5. The improvement defined in claim 1 wherein said intermediate crossbar network and said output crossbar network are formed on a single printed circuit plate with conductors of said networks running through from one network to the other.
6. The improvement defined in claim 5 wherein said input crossbar network is formed on the common printed-circuit plate of said intermediate and output crossbar networks.
7. The improvement defined in claim 6 wherein a plurality of said input transistors is grouped in a single integrated-circuit unit.
8. The improvement defined in claim 6 wherein a plurality of said output transistor is grouped in a single integrated-circuit unit.
9. The improvement defined in claim 6 wherein a plurality of such printed-circuit plates are stacked together.
10. The improvement defined in claim 1, further comprising a short circuit protection circuit connected to all of said out put transistors and adapted to deenergize all of said elements controlled by said output transistors upon a short circuit indication at any of said elements.

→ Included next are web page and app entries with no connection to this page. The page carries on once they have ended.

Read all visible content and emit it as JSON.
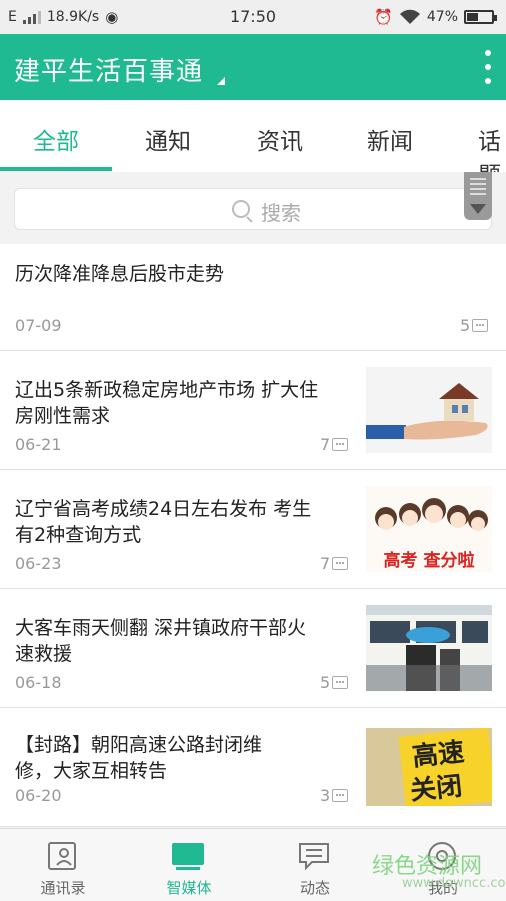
{
  "statusbar": {
    "carrier": "E",
    "speed": "18.9K/s",
    "time": "17:50",
    "battery": "47%",
    "battery_level": 0.47
  },
  "appbar": {
    "title": "建平生活百事通"
  },
  "tabs": [
    {
      "label": "全部",
      "active": true
    },
    {
      "label": "通知",
      "active": false
    },
    {
      "label": "资讯",
      "active": false
    },
    {
      "label": "新闻",
      "active": false
    },
    {
      "label": "话题",
      "active": false
    }
  ],
  "search": {
    "placeholder": "搜索"
  },
  "news": [
    {
      "title": "历次降准降息后股市走势",
      "date": "07-09",
      "comments": "5",
      "has_thumb": false
    },
    {
      "title_lines": [
        "辽出5条新政稳定房地产市场 扩大住",
        "房刚性需求"
      ],
      "date": "06-21",
      "comments": "7",
      "has_thumb": true
    },
    {
      "title_lines": [
        "辽宁省高考成绩24日左右发布 考生",
        "有2种查询方式"
      ],
      "date": "06-23",
      "comments": "7",
      "has_thumb": true,
      "thumb_text": "高考 查分啦"
    },
    {
      "title_lines": [
        "大客车雨天侧翻 深井镇政府干部火",
        "速救援"
      ],
      "date": "06-18",
      "comments": "5",
      "has_thumb": true
    },
    {
      "title_lines": [
        "【封路】朝阳高速公路封闭维",
        "修，大家互相转告"
      ],
      "date": "06-20",
      "comments": "3",
      "has_thumb": true,
      "thumb_text": [
        "高速",
        "关闭"
      ]
    }
  ],
  "bottomnav": [
    {
      "label": "通讯录",
      "active": false
    },
    {
      "label": "智媒体",
      "active": true
    },
    {
      "label": "动态",
      "active": false
    },
    {
      "label": "我的",
      "active": false
    }
  ],
  "watermark": {
    "text": "绿色资源网",
    "sub": "www.downcc.com"
  },
  "colors": {
    "accent": "#1fb992",
    "background": "#f2f2f2"
  }
}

I]. The improvement defined in claim 10 wherein said circuit includes a bistable multivibrator and respective inputs to said bistable multivibrator from some of said output transistors.
12. The improvement defined in claim 11 wherein said inputs to said bistable multivibrator of said circuit each include a diode connected in circuit with the respective output transistor.
13. The improvement defined in claim 12, further comprising a blocking transistor in circuit with each of said output transistors and energizable to apply a blocking signal terminating conduction of the respective output transistors, said multivibrator of said circuit being connected to said blocking